### About this exercise
Copy each line below as it stands, but skip any picture it contains.
▬▬▬▬▬▬
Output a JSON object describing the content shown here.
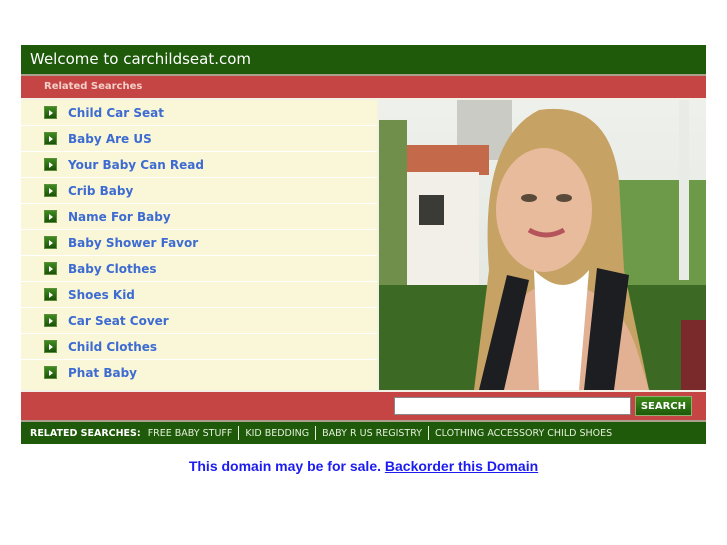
{
  "header": {
    "title": "Welcome to carchildseat.com"
  },
  "related_bar": {
    "label": "Related Searches"
  },
  "links": [
    "Child Car Seat",
    "Baby Are US",
    "Your Baby Can Read",
    "Crib Baby",
    "Name For Baby",
    "Baby Shower Favor",
    "Baby Clothes",
    "Shoes Kid",
    "Car Seat Cover",
    "Child Clothes",
    "Phat Baby"
  ],
  "photo": {
    "description": "Smiling young woman with blonde hair wearing a backpack, outdoor campus background"
  },
  "search": {
    "value": "",
    "button_label": "SEARCH"
  },
  "bottom_related": {
    "label": "RELATED SEARCHES:",
    "items": [
      "FREE BABY STUFF",
      "KID BEDDING",
      "BABY R US REGISTRY",
      "CLOTHING ACCESSORY CHILD SHOES"
    ]
  },
  "sale": {
    "text": "This domain may be for sale.",
    "link": "Backorder this Domain"
  },
  "colors": {
    "header_green": "#1e5a0a",
    "bar_red": "#c54545",
    "list_bg": "#f9f7d8",
    "link_blue": "#3d6bd1",
    "sale_blue": "#1c1cf0"
  }
}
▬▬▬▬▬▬
### Reply
Output a JSON object describing the content shown here.
{
  "header": {
    "title": "Welcome to carchildseat.com"
  },
  "related_bar": {
    "label": "Related Searches"
  },
  "links": [
    "Child Car Seat",
    "Baby Are US",
    "Your Baby Can Read",
    "Crib Baby",
    "Name For Baby",
    "Baby Shower Favor",
    "Baby Clothes",
    "Shoes Kid",
    "Car Seat Cover",
    "Child Clothes",
    "Phat Baby"
  ],
  "photo": {
    "description": "Smiling young woman with blonde hair wearing a backpack, outdoor campus background"
  },
  "search": {
    "value": "",
    "button_label": "SEARCH"
  },
  "bottom_related": {
    "label": "RELATED SEARCHES:",
    "items": [
      "FREE BABY STUFF",
      "KID BEDDING",
      "BABY R US REGISTRY",
      "CLOTHING ACCESSORY CHILD SHOES"
    ]
  },
  "sale": {
    "text": "This domain may be for sale.",
    "link": "Backorder this Domain"
  },
  "colors": {
    "header_green": "#1e5a0a",
    "bar_red": "#c54545",
    "list_bg": "#f9f7d8",
    "link_blue": "#3d6bd1",
    "sale_blue": "#1c1cf0"
  }
}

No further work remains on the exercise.